> **EXERCISE**
For each line of the data below, test for "battery". Report only the number of lines that pass.

[Data records for software interfaces]
[Start of section]

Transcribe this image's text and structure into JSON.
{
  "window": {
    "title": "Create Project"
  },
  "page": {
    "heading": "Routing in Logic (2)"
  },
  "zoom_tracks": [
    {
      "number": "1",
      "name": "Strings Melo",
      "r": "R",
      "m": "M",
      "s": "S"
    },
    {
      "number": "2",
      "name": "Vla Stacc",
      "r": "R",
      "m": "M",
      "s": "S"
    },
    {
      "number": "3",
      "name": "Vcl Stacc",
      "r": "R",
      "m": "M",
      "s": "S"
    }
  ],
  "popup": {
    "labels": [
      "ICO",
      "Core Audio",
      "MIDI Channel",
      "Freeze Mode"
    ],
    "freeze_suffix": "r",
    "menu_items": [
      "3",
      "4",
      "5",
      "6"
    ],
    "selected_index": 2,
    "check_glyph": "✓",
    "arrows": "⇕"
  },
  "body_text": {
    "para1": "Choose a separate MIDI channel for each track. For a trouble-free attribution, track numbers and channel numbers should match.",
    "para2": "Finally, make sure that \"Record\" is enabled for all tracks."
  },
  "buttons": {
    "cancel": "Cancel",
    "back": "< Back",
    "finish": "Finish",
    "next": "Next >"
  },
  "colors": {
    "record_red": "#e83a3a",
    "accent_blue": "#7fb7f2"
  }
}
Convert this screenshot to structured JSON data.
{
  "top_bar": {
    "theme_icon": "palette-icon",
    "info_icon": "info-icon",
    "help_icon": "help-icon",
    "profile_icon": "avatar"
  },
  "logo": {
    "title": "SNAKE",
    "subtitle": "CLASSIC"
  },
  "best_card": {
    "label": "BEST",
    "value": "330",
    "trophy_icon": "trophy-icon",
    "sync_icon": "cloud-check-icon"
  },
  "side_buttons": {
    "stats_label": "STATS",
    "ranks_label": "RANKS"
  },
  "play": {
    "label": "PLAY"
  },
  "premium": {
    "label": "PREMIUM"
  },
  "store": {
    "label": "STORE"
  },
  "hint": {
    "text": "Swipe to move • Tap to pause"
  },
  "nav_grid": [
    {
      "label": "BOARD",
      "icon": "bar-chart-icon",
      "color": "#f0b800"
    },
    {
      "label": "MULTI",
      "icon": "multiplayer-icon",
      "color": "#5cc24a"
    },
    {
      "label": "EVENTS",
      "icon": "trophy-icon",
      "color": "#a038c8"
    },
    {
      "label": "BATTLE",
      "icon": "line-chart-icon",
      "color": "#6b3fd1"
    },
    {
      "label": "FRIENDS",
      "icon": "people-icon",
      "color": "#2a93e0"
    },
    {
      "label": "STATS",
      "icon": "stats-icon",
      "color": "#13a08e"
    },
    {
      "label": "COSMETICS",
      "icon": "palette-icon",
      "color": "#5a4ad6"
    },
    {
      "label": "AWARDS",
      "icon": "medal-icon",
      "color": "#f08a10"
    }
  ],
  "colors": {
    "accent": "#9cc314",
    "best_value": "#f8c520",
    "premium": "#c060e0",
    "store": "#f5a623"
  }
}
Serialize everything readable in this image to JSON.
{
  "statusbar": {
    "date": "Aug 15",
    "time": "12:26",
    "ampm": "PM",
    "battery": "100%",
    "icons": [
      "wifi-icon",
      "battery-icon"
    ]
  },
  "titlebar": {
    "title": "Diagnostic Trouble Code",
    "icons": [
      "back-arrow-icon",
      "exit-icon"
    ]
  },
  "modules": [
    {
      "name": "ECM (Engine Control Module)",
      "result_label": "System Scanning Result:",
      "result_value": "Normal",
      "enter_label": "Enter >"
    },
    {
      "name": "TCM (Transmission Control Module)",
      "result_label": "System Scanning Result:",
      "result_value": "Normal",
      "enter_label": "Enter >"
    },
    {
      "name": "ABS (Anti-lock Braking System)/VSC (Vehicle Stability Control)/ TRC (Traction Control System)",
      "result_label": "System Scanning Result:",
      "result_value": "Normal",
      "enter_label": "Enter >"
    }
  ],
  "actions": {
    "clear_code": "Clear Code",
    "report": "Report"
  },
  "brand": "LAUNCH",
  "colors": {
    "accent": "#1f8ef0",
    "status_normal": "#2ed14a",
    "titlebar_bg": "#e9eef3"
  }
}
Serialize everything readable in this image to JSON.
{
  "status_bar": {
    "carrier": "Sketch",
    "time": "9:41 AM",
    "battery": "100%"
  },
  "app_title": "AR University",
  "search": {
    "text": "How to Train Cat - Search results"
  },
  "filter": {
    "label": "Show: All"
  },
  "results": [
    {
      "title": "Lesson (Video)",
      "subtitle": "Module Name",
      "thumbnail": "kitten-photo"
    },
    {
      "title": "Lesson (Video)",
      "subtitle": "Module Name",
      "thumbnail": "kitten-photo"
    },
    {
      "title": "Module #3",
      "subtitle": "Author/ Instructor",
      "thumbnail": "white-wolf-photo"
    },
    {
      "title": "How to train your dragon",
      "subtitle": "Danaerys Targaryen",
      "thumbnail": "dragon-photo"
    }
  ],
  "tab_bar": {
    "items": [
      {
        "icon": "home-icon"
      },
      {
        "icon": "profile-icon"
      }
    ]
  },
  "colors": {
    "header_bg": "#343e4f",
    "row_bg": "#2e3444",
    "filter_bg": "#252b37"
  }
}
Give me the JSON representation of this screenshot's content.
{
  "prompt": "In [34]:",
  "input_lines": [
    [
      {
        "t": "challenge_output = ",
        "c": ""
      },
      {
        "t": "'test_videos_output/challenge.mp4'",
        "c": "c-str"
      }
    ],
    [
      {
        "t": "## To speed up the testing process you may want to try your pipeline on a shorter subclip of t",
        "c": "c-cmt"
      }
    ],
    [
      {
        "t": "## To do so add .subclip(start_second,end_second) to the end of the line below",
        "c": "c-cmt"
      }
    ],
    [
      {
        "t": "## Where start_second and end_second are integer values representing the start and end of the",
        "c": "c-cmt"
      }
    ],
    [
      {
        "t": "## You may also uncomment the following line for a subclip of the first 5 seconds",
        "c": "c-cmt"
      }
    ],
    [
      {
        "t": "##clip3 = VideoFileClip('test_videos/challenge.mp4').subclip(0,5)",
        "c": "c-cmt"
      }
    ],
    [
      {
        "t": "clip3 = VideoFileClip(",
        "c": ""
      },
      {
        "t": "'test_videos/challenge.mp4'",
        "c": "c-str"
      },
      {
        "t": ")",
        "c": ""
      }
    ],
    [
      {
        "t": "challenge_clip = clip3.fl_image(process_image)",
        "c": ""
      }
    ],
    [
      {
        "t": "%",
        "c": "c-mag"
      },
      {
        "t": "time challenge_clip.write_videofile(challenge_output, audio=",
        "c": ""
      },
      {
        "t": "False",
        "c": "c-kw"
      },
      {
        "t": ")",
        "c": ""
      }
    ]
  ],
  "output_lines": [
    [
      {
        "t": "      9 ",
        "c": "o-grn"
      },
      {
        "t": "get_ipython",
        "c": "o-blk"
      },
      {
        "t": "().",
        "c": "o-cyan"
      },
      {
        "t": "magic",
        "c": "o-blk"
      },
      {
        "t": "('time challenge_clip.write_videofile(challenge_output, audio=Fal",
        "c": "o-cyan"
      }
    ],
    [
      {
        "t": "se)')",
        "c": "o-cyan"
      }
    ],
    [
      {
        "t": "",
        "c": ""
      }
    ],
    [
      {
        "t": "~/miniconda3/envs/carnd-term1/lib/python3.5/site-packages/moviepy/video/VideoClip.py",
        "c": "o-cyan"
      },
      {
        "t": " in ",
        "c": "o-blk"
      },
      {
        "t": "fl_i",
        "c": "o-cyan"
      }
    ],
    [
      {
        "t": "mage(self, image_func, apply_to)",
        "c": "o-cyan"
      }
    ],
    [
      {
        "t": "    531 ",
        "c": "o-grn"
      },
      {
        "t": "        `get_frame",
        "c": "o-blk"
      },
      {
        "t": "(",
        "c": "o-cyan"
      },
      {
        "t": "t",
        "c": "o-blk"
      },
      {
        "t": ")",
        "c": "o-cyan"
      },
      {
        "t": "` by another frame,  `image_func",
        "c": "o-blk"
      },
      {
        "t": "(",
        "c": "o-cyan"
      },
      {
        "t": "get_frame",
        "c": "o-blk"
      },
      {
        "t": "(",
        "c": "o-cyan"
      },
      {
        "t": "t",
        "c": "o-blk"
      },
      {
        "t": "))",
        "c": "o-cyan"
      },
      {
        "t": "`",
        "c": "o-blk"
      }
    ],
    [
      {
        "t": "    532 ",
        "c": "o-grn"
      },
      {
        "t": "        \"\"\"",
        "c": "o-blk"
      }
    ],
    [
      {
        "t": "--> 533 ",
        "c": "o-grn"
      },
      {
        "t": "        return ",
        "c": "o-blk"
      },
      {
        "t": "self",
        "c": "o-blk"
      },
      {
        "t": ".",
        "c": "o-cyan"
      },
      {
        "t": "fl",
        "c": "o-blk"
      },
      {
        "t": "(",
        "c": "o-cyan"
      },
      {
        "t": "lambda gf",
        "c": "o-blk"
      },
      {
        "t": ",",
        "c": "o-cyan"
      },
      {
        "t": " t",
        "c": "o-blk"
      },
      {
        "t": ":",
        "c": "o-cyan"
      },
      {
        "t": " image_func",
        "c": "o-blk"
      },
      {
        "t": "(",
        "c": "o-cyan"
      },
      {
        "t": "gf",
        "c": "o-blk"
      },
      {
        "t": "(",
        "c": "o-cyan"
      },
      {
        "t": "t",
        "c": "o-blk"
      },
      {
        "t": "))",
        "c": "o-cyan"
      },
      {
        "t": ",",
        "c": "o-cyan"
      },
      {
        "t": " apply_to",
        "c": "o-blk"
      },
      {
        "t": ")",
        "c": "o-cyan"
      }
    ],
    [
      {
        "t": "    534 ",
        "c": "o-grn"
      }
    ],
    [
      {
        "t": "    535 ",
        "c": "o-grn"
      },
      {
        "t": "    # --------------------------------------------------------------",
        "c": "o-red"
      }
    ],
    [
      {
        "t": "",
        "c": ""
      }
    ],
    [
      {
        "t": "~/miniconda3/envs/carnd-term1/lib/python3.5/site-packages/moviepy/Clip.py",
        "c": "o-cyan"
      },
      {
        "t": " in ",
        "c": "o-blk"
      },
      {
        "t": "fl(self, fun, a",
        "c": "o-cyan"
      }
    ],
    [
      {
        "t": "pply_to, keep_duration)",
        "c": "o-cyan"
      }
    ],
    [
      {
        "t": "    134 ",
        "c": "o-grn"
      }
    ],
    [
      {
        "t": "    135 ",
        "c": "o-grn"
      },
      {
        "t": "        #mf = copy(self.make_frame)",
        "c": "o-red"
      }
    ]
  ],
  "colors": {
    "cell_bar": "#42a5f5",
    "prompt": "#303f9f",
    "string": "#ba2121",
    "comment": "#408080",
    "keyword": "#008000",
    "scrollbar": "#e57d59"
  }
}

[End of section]

> **REPLY**
3